[[ Data shown, beginning ]]
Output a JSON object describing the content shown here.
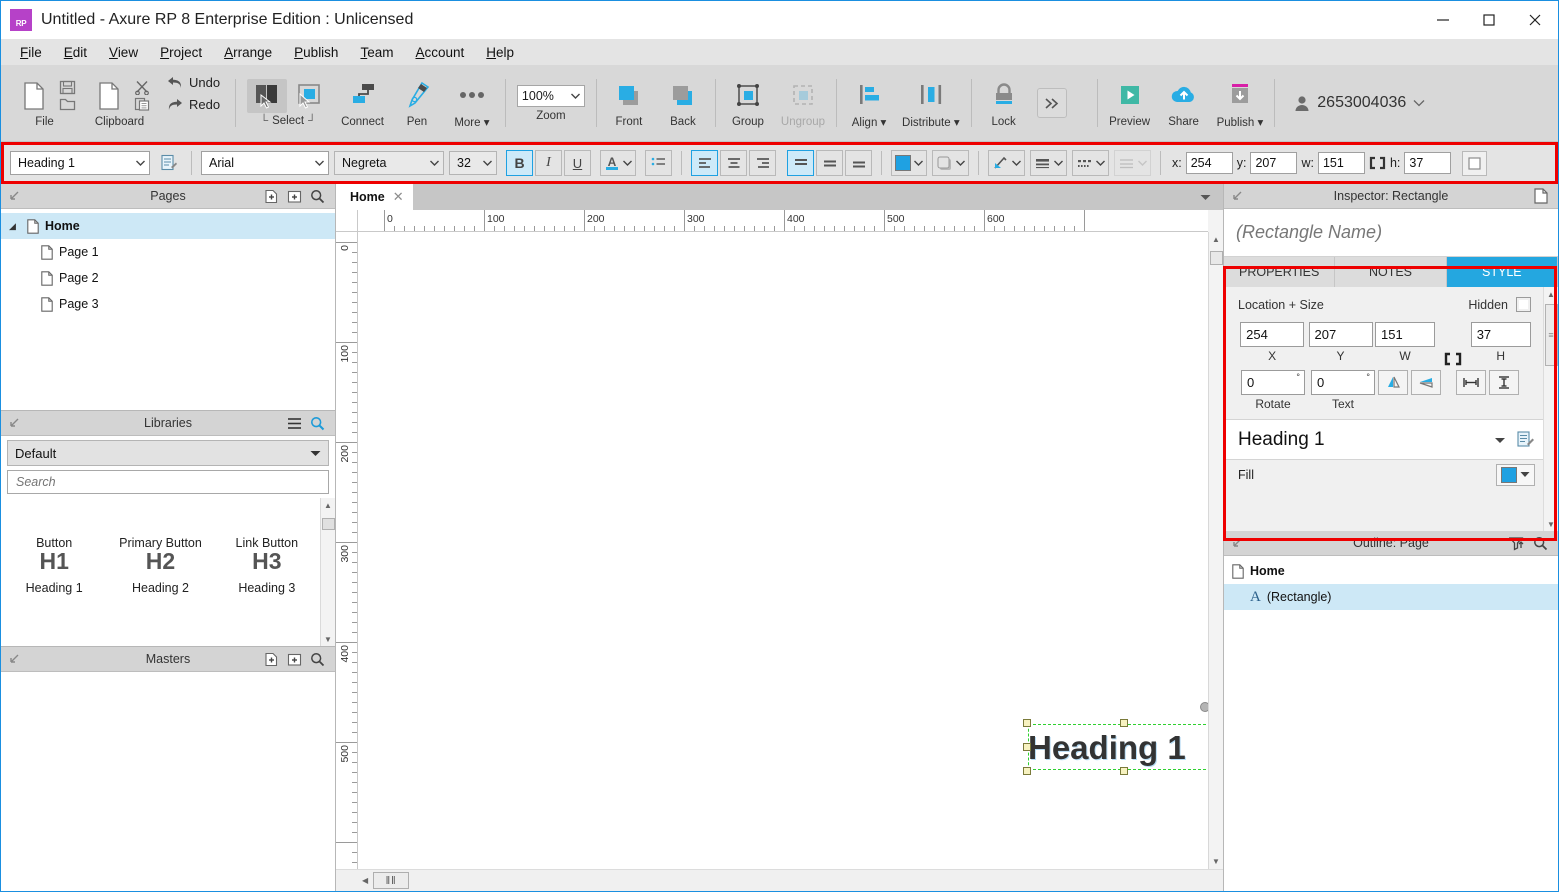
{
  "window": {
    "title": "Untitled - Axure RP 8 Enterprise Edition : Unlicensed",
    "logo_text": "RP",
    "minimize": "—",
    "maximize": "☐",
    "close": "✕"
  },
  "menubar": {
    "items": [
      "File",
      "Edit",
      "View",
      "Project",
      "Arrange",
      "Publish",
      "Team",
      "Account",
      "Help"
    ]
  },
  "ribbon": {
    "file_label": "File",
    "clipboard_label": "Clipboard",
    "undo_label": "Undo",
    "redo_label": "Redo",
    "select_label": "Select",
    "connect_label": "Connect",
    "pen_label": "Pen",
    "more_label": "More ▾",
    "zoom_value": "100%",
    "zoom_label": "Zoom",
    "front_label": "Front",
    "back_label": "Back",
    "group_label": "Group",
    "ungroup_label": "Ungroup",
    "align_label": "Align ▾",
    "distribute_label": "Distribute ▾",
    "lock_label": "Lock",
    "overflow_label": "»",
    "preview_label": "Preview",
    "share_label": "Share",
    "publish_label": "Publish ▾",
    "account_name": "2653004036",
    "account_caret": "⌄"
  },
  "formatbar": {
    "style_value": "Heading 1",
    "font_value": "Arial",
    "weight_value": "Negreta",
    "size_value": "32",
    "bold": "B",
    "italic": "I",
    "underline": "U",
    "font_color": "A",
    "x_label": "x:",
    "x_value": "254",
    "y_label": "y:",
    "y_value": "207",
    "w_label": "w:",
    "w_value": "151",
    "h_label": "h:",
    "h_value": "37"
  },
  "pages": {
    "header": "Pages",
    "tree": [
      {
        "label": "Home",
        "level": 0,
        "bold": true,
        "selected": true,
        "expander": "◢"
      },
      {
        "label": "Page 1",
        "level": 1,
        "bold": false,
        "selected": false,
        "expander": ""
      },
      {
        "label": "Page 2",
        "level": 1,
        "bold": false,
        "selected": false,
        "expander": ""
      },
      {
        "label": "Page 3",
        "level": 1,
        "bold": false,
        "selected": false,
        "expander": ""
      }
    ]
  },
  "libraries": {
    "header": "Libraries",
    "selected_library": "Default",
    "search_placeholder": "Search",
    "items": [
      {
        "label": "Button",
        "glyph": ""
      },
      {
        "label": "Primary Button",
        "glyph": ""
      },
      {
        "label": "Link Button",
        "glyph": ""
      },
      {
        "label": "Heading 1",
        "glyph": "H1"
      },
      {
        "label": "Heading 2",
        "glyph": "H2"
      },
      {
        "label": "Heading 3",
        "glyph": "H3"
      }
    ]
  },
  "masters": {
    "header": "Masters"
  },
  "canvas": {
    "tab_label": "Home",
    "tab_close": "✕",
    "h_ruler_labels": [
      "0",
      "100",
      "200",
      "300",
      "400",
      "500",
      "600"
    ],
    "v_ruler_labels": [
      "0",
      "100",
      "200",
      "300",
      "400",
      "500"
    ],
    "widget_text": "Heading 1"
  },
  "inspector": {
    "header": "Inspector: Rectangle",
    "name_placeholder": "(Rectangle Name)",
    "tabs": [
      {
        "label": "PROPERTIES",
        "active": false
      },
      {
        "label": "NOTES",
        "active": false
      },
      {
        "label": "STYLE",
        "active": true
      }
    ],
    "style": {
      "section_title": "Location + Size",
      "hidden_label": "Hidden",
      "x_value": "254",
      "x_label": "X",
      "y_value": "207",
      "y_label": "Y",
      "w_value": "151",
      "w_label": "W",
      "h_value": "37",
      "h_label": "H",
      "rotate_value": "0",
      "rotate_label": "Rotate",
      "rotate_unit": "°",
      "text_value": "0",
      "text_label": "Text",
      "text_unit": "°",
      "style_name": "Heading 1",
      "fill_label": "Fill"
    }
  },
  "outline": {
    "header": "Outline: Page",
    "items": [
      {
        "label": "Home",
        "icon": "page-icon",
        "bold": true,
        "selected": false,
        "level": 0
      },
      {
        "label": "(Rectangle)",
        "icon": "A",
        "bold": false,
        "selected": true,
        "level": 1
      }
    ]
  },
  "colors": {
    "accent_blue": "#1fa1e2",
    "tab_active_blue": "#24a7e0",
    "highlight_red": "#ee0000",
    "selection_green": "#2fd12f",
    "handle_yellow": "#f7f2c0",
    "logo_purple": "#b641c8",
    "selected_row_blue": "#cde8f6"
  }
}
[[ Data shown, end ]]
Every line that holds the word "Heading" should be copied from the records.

→ **Output below**:
    "style_value": "Heading 1",
        "label": "Heading 1",
        "label": "Heading 2",
        "label": "Heading 3",
    "widget_text": "Heading 1"
      "style_name": "Heading 1",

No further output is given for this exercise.